Today, Beck et al. suggest that masculinity is not achieved through drinking perhaps because it is already accepted for women to drink in public and alcohol lost its symbol of masculinity. But in France, women, especially the well-educated and in full-time employment, drink more than men. This fact, they suggest could corroborate the hypothesis of emancipation at least for the 1950-1970 generation. They also note that among the unemployed and divorced couples, alcohol consumption is higher, and men seem to drink more than women. Beck et al. signal that while it is difficult to pinpoint the reason for this elevation, they suggest that since women take care of the household, they have less time to drink than men.
Why do people feel the need to turn to alcohol? Clearly, in many cases, it is a social activity. But why? What does it give people? Examining the language we use to talk about alcohol-related activities may give us at least a partial answer.
Metaphors we drink by
Not wanting to go all armchair linguistics on you, I bring some examples collected on eltsuwinchester. Metaphors are abstract concepts made concrete through the physical world. For example, saying that a person is warm, meaning affectionate, arises from our childhood, being held in our parents’ arms. That physical warmth is later ‘translated’ into an abstract concept to talk about a person’s personality.
Similarly with alcohol, language reflects our societal acts. When asked What’s your drink? you are really being asked about your personality, what kind of a person are you: are you a risk taker going for Absinthe?, a trendy person that will order the latest drink?, a classy Chardonnay lover or a down-to-business Tequila shooter?
If you go for that Tequila shot, you might get hammered or slammed quickly, and that might be the right drink choice if you want to drown your sorrows. In the UK, it is a common practice for young people and older people alike to get mashed and go on a pubcrawl, which means they will get plastered, wasted, and pissed. In the morning after the big night out, people will display pictures of their friends off their faces and joke about how shit-faced they had gotten while googling the best cure for a hangover. Next week, they will have to do it all over again and drink to forget.
All of the above metaphors clearly carry negative meaning, which points to a persisting dichotomy we encounter with meat eating as well. I suggest that living environments and working conditions have become increasingly unsupportive and alienating that drive people to turn to numbness more easily than not.

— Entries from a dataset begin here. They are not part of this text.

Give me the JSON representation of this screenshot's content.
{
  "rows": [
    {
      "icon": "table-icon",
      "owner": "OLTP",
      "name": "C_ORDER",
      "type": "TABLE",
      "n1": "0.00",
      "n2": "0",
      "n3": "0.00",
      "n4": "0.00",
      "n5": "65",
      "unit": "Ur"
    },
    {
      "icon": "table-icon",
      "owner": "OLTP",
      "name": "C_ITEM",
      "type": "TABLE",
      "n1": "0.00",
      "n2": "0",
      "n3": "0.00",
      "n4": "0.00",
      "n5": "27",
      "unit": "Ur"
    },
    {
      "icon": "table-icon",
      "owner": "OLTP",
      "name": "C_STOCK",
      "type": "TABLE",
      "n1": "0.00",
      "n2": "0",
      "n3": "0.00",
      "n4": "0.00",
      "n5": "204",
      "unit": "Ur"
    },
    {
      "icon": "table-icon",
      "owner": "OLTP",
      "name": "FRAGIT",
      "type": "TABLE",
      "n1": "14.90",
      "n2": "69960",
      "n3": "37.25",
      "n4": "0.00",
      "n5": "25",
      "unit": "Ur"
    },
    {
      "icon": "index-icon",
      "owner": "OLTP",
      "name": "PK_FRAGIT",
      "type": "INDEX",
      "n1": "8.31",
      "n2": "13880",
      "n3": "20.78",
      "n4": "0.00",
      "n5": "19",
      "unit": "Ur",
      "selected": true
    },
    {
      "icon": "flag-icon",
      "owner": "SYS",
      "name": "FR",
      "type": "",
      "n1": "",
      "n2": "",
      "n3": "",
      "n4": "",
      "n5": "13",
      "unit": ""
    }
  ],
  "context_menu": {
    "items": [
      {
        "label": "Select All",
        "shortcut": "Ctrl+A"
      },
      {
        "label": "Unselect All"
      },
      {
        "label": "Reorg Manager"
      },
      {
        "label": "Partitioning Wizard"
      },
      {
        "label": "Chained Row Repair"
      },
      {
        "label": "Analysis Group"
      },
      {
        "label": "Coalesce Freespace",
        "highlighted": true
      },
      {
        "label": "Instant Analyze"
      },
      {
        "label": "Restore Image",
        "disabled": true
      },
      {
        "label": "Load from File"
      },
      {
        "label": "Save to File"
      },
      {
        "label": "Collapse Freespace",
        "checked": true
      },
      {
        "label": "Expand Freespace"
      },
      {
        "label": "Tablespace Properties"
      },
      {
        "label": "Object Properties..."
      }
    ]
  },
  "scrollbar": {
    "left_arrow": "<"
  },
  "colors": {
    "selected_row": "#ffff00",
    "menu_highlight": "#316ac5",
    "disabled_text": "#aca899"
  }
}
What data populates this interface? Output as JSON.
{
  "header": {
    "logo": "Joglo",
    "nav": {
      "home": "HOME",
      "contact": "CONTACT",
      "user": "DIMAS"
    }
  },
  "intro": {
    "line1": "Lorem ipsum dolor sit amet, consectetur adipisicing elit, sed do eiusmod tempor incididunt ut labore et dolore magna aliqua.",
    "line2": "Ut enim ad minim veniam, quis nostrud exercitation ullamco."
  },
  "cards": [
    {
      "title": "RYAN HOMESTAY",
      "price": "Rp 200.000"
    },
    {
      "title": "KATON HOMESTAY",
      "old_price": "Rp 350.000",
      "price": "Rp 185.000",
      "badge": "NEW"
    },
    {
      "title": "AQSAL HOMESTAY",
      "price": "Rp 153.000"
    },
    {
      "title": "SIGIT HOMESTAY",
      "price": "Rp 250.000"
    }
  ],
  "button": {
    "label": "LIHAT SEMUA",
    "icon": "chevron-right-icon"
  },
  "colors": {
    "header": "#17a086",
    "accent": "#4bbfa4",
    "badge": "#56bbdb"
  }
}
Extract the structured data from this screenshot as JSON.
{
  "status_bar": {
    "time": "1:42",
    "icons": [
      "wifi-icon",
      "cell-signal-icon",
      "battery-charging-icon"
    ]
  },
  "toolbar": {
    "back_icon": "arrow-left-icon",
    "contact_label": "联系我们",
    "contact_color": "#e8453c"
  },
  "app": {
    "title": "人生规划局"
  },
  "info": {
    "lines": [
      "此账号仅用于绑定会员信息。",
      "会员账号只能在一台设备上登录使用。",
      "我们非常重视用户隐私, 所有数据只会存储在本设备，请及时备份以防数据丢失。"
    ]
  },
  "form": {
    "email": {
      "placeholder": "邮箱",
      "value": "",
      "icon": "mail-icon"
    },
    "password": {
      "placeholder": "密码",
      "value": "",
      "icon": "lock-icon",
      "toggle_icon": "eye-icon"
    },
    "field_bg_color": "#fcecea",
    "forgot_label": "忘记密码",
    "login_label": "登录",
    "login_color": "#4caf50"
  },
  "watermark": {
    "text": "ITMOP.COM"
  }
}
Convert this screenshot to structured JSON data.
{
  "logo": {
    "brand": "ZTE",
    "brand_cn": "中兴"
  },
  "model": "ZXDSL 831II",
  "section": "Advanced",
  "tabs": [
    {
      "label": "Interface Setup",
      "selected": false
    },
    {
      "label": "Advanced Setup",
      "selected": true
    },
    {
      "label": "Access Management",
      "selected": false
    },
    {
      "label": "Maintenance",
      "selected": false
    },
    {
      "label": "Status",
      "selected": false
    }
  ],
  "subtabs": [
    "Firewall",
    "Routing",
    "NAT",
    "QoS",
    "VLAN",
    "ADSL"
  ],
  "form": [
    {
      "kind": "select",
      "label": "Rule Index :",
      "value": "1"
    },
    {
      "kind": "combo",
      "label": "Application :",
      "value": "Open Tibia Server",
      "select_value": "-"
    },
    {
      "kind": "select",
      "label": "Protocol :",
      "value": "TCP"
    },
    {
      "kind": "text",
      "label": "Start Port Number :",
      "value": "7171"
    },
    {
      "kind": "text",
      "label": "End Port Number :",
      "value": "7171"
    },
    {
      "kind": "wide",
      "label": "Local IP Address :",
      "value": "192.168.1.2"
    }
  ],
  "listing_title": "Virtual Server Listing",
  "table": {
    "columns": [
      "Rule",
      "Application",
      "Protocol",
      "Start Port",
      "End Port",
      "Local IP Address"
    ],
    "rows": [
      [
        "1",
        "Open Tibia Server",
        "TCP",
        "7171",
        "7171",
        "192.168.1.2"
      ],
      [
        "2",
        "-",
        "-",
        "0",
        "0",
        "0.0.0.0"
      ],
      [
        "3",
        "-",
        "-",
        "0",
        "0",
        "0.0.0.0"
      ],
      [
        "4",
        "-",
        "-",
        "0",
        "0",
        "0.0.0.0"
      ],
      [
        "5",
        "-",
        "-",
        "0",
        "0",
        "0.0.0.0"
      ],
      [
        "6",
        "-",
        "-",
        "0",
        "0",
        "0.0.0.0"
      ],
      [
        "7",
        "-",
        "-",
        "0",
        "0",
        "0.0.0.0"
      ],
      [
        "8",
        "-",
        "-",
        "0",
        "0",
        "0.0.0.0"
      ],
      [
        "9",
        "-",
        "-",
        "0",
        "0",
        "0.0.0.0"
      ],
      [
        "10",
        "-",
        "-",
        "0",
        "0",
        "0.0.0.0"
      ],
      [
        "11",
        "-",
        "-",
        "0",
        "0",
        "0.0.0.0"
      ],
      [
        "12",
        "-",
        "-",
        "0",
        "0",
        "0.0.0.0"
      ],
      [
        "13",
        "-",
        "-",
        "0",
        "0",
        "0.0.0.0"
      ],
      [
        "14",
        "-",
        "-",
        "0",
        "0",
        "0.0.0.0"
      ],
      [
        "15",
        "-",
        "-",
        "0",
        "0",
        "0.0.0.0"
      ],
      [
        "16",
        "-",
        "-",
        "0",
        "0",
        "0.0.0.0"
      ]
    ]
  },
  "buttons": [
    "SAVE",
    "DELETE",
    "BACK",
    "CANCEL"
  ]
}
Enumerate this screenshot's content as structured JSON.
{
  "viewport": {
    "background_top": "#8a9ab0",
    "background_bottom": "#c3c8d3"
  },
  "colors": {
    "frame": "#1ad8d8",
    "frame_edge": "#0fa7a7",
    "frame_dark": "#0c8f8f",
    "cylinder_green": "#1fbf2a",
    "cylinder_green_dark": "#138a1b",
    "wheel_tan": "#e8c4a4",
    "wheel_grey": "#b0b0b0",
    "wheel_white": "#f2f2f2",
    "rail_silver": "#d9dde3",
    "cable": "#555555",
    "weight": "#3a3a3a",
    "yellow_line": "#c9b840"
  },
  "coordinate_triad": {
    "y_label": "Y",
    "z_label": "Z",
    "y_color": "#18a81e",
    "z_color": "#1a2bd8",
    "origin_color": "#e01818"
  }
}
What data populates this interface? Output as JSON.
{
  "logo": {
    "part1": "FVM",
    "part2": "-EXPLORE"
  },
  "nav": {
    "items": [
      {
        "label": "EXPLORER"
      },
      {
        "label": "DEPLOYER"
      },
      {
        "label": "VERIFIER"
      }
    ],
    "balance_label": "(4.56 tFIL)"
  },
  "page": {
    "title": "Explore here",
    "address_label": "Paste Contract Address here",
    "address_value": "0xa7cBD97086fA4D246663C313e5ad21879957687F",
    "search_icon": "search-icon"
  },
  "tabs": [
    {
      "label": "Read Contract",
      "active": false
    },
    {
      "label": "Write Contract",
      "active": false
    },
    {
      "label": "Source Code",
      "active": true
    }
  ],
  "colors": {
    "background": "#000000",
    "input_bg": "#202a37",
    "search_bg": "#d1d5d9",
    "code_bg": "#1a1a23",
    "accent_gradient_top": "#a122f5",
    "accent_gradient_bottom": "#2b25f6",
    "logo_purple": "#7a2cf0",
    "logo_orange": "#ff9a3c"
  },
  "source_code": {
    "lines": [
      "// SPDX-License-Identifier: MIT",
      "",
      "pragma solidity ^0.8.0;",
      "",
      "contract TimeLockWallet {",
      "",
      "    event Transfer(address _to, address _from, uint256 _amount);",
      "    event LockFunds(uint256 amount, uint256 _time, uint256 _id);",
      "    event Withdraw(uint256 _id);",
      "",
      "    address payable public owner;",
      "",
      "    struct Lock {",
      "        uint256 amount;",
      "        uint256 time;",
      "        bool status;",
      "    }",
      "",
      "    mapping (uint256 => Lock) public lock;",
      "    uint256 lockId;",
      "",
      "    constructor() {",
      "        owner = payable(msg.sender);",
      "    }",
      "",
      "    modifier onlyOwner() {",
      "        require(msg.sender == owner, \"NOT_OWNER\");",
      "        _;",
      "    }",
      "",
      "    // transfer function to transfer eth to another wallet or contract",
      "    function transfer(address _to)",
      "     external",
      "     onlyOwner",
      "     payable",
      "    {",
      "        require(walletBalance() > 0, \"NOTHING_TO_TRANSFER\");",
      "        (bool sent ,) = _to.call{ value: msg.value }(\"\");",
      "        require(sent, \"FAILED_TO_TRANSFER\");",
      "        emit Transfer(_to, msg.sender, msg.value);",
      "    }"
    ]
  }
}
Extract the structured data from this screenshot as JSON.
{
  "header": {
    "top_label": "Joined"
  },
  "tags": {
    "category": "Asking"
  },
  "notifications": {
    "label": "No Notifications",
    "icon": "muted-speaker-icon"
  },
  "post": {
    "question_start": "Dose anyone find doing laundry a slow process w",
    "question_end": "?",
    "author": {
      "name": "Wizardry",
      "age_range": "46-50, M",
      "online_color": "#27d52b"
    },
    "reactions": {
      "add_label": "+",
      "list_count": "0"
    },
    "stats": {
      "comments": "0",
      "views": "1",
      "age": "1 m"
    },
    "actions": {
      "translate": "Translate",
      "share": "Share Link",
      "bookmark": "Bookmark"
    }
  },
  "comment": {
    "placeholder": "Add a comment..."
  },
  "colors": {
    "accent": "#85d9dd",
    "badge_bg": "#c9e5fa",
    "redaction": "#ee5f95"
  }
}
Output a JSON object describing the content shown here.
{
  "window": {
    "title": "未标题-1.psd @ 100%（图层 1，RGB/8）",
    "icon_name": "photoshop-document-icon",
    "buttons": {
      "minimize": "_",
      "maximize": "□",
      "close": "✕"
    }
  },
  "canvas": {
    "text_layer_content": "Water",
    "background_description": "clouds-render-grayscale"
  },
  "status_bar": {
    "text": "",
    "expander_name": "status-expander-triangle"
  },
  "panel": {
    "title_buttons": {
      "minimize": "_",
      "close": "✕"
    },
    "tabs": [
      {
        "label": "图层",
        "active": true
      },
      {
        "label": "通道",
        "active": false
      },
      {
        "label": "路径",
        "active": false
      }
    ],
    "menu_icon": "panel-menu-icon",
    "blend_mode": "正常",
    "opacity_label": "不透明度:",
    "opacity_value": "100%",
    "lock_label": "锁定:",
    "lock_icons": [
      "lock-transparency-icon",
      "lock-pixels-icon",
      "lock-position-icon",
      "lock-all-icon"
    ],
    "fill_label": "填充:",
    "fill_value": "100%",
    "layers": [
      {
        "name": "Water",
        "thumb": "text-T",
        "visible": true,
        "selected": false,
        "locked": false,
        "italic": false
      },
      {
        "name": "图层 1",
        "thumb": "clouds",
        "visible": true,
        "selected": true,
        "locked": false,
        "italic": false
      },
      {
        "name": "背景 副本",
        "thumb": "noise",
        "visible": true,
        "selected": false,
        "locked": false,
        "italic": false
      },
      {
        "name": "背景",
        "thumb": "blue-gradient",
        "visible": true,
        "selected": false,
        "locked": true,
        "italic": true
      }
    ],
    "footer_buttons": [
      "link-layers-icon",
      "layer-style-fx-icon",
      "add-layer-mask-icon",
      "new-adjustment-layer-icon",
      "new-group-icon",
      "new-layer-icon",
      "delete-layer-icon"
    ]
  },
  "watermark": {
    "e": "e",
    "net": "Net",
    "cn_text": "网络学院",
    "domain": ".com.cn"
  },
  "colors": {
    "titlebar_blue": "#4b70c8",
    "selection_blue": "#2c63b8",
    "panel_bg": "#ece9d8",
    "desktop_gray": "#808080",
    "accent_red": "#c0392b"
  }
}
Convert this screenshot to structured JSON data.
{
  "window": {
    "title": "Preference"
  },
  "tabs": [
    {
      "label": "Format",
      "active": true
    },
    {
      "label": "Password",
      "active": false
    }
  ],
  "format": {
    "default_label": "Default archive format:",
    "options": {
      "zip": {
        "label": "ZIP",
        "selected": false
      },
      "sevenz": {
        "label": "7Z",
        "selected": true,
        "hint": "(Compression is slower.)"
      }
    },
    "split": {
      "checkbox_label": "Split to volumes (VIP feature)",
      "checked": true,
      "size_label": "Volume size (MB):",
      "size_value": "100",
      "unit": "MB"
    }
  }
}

Prof. David Graeber, The media, repetitively portraying film and TV characters going to drown their sorrows in a pub every time they are in a bind doesn’t help matters.
Finally, the Christmas frenzy overtakes the public who is (the Linguini does not participate) being pushed and coerced to buy junk for Christmas instead of promoting charity work is an indicator to how fragile our communities are in the face of consumerism and peer pressure. Change can only come from people themselves, so in the face of 2017, “be the change you want to see in the world.” -Mahatma Gandhi
I would like to wish you all happy holidays and a happy new year that will see more compassion.
Beck, F., Legleye, S. and De Peretti, G. (2008) ‘L’alcool donne-t-il un genre ?’, Travail, genre et sociétés, N° 15(1), pp. 141–160.
Francis, R. (2010) Fruitlands: The Alcott Family and Their Search for Utpia, Yale University Press, News Haven.